It's sad news if, like me, Sons of the Forest is at the top of your most anticipated list. For my money, the first game is the best singleplayer survival game. It had all the usual survival ingredients—eating, drinking, tree punching, base building—but the horror component was genuinely terrifying. Some of the beasties are unbelievably ghastly.

And that body horror tradition is present in this sequel too, if a new 12-second collage of gameplay footage is anything to go by. We see what can only be described as a mouth-with-legs approaching the player-character (thankfully, they're armed with a chainsaw), the usual lightning quick sprinters (one of them cops an arrow in the head), and because that is all a bit stressful, some footage of logs flowing down a river.

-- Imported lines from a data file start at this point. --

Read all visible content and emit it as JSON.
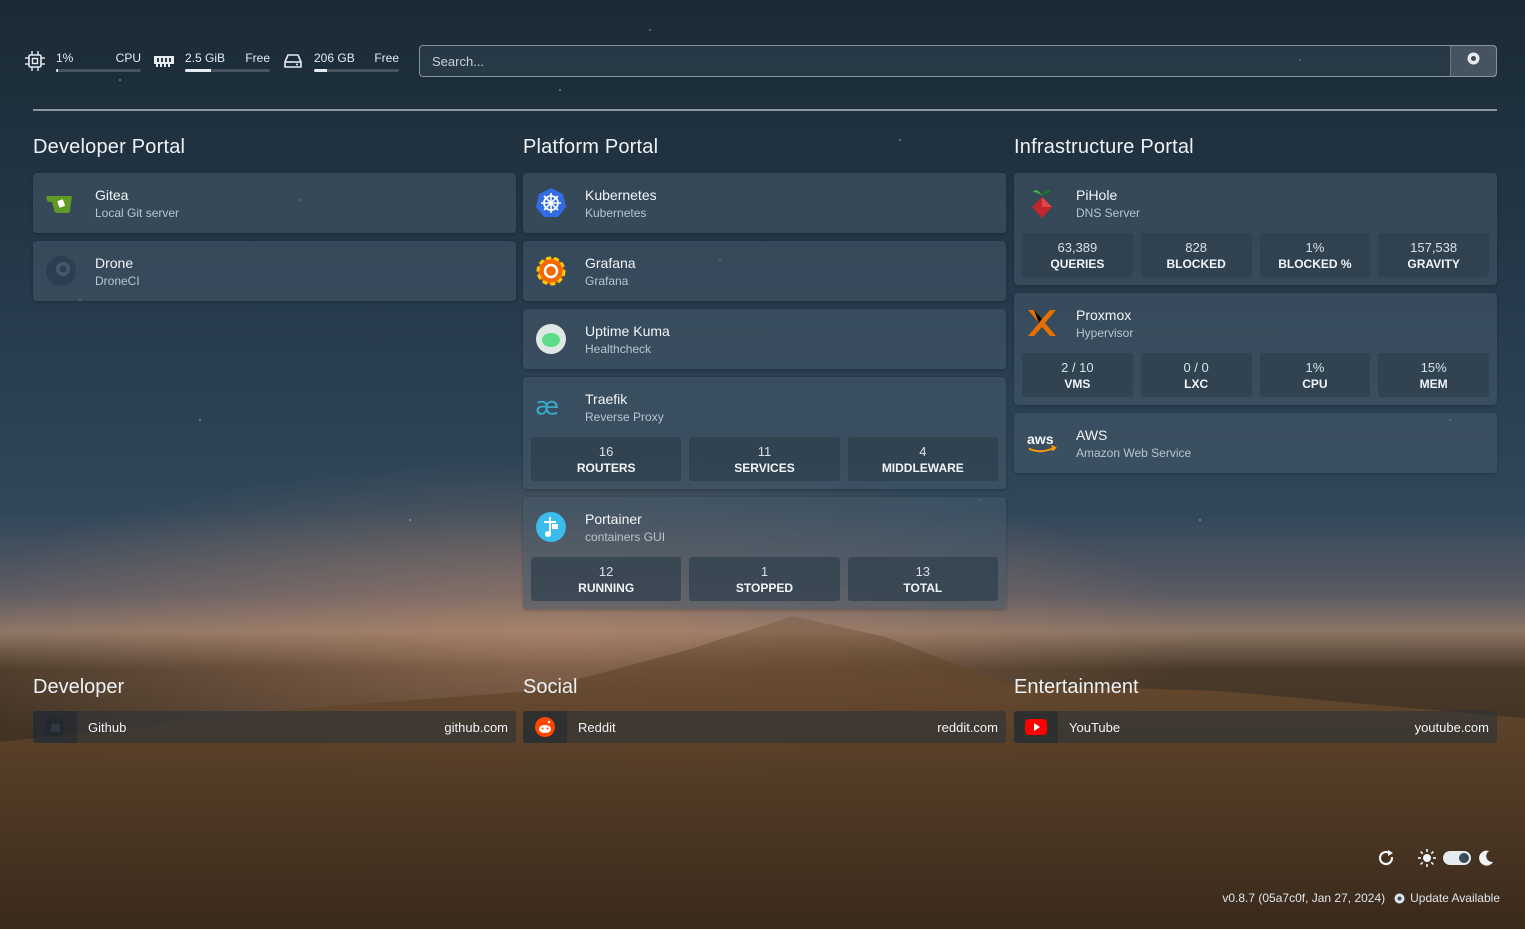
{
  "resources": {
    "cpu": {
      "value": "1%",
      "label": "CPU",
      "fill": 0.01
    },
    "memory": {
      "value": "2.5 GiB",
      "label": "Free",
      "fill": 0.3
    },
    "disk": {
      "value": "206 GB",
      "label": "Free",
      "fill": 0.15
    }
  },
  "search": {
    "placeholder": "Search..."
  },
  "services": [
    {
      "title": "Developer Portal",
      "items": [
        {
          "name": "Gitea",
          "desc": "Local Git server",
          "icon": "gitea-icon"
        },
        {
          "name": "Drone",
          "desc": "DroneCI",
          "icon": "drone-icon"
        }
      ]
    },
    {
      "title": "Platform Portal",
      "items": [
        {
          "name": "Kubernetes",
          "desc": "Kubernetes",
          "icon": "kubernetes-icon"
        },
        {
          "name": "Grafana",
          "desc": "Grafana",
          "icon": "grafana-icon"
        },
        {
          "name": "Uptime Kuma",
          "desc": "Healthcheck",
          "icon": "uptime-kuma-icon"
        },
        {
          "name": "Traefik",
          "desc": "Reverse Proxy",
          "icon": "traefik-icon",
          "stats": [
            {
              "value": "16",
              "label": "ROUTERS"
            },
            {
              "value": "11",
              "label": "SERVICES"
            },
            {
              "value": "4",
              "label": "MIDDLEWARE"
            }
          ]
        },
        {
          "name": "Portainer",
          "desc": "containers GUI",
          "icon": "portainer-icon",
          "stats": [
            {
              "value": "12",
              "label": "RUNNING"
            },
            {
              "value": "1",
              "label": "STOPPED"
            },
            {
              "value": "13",
              "label": "TOTAL"
            }
          ]
        }
      ]
    },
    {
      "title": "Infrastructure Portal",
      "items": [
        {
          "name": "PiHole",
          "desc": "DNS Server",
          "icon": "pihole-icon",
          "stats": [
            {
              "value": "63,389",
              "label": "QUERIES"
            },
            {
              "value": "828",
              "label": "BLOCKED"
            },
            {
              "value": "1%",
              "label": "BLOCKED %"
            },
            {
              "value": "157,538",
              "label": "GRAVITY"
            }
          ]
        },
        {
          "name": "Proxmox",
          "desc": "Hypervisor",
          "icon": "proxmox-icon",
          "stats": [
            {
              "value": "2 / 10",
              "label": "VMS"
            },
            {
              "value": "0 / 0",
              "label": "LXC"
            },
            {
              "value": "1%",
              "label": "CPU"
            },
            {
              "value": "15%",
              "label": "MEM"
            }
          ]
        },
        {
          "name": "AWS",
          "desc": "Amazon Web Service",
          "icon": "aws-icon"
        }
      ]
    }
  ],
  "bookmarks": [
    {
      "title": "Developer",
      "items": [
        {
          "name": "Github",
          "url": "github.com",
          "icon": "github-icon"
        }
      ]
    },
    {
      "title": "Social",
      "items": [
        {
          "name": "Reddit",
          "url": "reddit.com",
          "icon": "reddit-icon"
        }
      ]
    },
    {
      "title": "Entertainment",
      "items": [
        {
          "name": "YouTube",
          "url": "youtube.com",
          "icon": "youtube-icon"
        }
      ]
    }
  ],
  "footer": {
    "version": "v0.8.7 (05a7c0f, Jan 27, 2024)",
    "update": "Update Available"
  },
  "colors": {
    "accent": "#e6ebf0",
    "card_bg": "#465a69",
    "gitea": "#609926",
    "kubernetes": "#326ce5",
    "grafana": "#f46800",
    "reddit": "#ff4500",
    "youtube": "#ff0000",
    "proxmox": "#e57000"
  }
}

As Andy noted back when Sons of the Forest was announced, this sequel definitely looks like a more narrative-driven affair than the original. Which is exciting, because those who persevered with The Forest will have discovered that the first had some quite breathtaking narrative beats up its sleeve.

Shaun Prescott

Shaun Prescott is the Australian editor of PC Gamer. With over ten years experience covering the games industry, his work has appeared on GamesRadar+, TechRadar, The Guardian, PLAY Magazine, the Sydney Morning Herald, and more. Specific interests include indie games, obscure Metroidvanias, speedrunning, experimental games and FPSs. He thinks Lulu by Metallica and Lou Reed is an all-time classic that will receive its due critical reappraisal one day.